What the exercise asks:
All of the entries need to be copied character for character.

Material to process section start

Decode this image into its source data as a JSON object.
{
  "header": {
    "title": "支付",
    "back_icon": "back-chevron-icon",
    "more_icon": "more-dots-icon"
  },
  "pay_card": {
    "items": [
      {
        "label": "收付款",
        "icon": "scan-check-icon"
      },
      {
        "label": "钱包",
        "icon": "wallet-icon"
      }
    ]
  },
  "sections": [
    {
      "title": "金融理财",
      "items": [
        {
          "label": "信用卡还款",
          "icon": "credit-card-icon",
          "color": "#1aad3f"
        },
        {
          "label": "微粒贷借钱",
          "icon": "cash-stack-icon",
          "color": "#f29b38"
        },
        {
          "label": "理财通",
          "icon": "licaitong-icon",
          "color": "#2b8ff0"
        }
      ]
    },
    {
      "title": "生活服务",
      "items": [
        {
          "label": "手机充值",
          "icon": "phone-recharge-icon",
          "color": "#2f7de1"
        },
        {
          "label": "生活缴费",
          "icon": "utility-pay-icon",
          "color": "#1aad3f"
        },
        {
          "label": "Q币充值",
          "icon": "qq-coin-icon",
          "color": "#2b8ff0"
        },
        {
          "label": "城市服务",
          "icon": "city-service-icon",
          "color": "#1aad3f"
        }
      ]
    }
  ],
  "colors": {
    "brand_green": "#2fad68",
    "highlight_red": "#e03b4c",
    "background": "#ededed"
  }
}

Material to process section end

Finished task:
Decode this image into its source data as a JSON object.
{
  "header": {
    "title": "支付",
    "back_icon": "back-chevron-icon",
    "more_icon": "more-dots-icon"
  },
  "pay_card": {
    "items": [
      {
        "label": "收付款",
        "icon": "scan-check-icon"
      },
      {
        "label": "钱包",
        "icon": "wallet-icon"
      }
    ]
  },
  "sections": [
    {
      "title": "金融理财",
      "items": [
        {
          "label": "信用卡还款",
          "icon": "credit-card-icon",
          "color": "#1aad3f"
        },
        {
          "label": "微粒贷借钱",
          "icon": "cash-stack-icon",
          "color": "#f29b38"
        },
        {
          "label": "理财通",
          "icon": "licaitong-icon",
          "color": "#2b8ff0"
        }
      ]
    },
    {
      "title": "生活服务",
      "items": [
        {
          "label": "手机充值",
          "icon": "phone-recharge-icon",
          "color": "#2f7de1"
        },
        {
          "label": "生活缴费",
          "icon": "utility-pay-icon",
          "color": "#1aad3f"
        },
        {
          "label": "Q币充值",
          "icon": "qq-coin-icon",
          "color": "#2b8ff0"
        },
        {
          "label": "城市服务",
          "icon": "city-service-icon",
          "color": "#1aad3f"
        }
      ]
    }
  ],
  "colors": {
    "brand_green": "#2fad68",
    "highlight_red": "#e03b4c",
    "background": "#ededed"
  }
}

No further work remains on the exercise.